Game and Fish personnel conducted 65,567 boat inspections in 2022, down from 68,140 in 2021. However, the number of high-risk inspections went up from 4,187 in 2021 to 4,747 this year.
Josh Leonard, Game and Fish aquatic invasive species coordinator, said the rise in the number of high-risk inspections was due mostly to the discovery of zebra mussels in Pactola Reservoir, 13 miles west of Rapid City, South Dakota, and 27 miles from the Wyoming border. It was the first time zebra mussels were found in a body of water this close to Wyoming, and was especially concerning because many boaters frequent waters on both sides of the state line.
While there’s a growing threat of AIS at the state’s borders, Leonard said collaborative efforts with Wyoming Department of State Parks and Cultural Resources led to increased compliance by the public to stop at required watercraft check stations at Keyhole and Glendo reservoirs.
“It does not surprise me that those numbers have gone up due to the increased risk we’re seeing every year with more waters becoming positive for mussels and closer to our borders,” Leonard said. “It also highlights how effective collaboration with other agencies can be.”
AIS check stations are regarded as the first line of defense against invasives entering the state or being spread between Wyoming’s waters. Those range from invasive plants like curly pondweed, which Wyoming does have, to species that the state has managed to keep out, like Asian carp and zebra or quagga mussels.
In Wyoming the law requires any watercraft transported into the state from March 1 through Nov. 30 must undergo a mandatory inspection by an authorized inspector prior to launching. Any watercraft that has been in a water infested with zebra/quagga mussels within the last 30 days is required to undergo a mandatory inspection by an authorized inspector prior to launching during all months of the year. All watercraft must stop at any open watercraft check station on their route of travel, even if not intending to launch in Wyoming.
Fifty-eight boats were discovered with mussels at Wyoming check stations in 2022, slightly up from 54 in 2021. That was a big increase from 2020 when 22 boats were found to have mussels.
The Evanston port of entry continued to be the busiest check station in Wyoming. Personnel in Evanston inspected 20,422 boats this year. The next highest was at Glendo Reservoir with 8,052 inspections. The Evanston check station also had more high-risk inspections (2,590), boat decontaminations (369) and mussels found on boats (51) than any other check station in the state this year.
Keeping AIS from spreading into and within Wyoming is a priority for Game and Fish.

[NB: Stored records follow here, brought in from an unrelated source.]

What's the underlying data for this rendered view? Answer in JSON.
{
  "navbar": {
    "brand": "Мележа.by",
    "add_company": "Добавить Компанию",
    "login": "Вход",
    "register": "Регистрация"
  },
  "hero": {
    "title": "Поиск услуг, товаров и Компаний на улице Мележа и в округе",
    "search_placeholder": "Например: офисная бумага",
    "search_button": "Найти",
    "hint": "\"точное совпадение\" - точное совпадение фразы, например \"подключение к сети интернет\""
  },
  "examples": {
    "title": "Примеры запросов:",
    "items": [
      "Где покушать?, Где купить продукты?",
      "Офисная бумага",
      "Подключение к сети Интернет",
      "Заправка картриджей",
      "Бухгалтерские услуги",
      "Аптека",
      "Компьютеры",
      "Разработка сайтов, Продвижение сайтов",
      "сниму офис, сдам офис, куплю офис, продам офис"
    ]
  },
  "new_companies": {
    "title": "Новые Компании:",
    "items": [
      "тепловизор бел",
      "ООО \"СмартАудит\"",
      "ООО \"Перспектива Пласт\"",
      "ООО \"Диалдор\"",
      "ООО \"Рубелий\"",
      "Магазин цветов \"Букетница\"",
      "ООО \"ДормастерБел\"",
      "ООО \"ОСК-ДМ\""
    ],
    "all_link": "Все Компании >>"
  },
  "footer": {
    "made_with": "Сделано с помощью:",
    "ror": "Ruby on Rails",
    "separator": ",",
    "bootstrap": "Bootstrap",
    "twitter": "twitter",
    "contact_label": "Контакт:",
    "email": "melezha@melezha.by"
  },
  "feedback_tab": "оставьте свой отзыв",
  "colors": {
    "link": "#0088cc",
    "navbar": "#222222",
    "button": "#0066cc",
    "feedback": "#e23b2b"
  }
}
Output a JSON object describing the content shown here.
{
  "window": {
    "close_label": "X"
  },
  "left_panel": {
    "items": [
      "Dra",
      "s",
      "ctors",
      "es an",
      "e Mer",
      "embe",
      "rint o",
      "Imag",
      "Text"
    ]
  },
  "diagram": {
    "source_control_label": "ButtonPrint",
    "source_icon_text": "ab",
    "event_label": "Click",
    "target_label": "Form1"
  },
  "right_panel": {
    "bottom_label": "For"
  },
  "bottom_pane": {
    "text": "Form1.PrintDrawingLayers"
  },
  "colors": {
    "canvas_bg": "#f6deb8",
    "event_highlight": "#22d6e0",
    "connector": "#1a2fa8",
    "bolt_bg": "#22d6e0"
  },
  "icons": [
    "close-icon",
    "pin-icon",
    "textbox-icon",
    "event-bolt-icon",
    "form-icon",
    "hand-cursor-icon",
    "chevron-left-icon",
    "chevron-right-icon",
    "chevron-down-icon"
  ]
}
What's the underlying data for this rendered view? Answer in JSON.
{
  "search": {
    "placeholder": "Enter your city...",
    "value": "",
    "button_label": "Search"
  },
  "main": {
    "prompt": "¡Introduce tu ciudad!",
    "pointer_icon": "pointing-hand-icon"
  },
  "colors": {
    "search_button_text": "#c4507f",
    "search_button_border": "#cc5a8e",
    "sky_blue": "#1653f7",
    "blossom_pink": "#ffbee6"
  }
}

Department personnel are evaluating watercraft inspection protocols for the 2023 boating season.